-------- GIVEN ENTRIES --------
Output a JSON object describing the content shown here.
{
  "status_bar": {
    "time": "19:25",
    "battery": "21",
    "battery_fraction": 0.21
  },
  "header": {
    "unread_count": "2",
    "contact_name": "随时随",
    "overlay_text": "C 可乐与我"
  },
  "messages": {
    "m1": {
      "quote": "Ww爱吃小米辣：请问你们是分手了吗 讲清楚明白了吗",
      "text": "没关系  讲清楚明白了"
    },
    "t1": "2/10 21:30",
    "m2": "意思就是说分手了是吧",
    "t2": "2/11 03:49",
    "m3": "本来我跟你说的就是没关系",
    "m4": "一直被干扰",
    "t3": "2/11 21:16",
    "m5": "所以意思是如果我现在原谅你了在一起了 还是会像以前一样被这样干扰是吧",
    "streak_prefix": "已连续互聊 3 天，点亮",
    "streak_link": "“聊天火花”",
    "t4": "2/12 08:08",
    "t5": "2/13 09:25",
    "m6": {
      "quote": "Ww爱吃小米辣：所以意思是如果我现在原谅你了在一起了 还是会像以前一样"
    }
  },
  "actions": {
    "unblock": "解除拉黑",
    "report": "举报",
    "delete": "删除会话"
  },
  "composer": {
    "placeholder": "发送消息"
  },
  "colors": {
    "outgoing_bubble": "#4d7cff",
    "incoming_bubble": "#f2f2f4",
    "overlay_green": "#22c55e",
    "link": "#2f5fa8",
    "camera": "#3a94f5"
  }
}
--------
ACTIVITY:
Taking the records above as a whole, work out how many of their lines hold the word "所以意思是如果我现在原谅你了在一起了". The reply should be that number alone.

YOUR RESPONSE:
2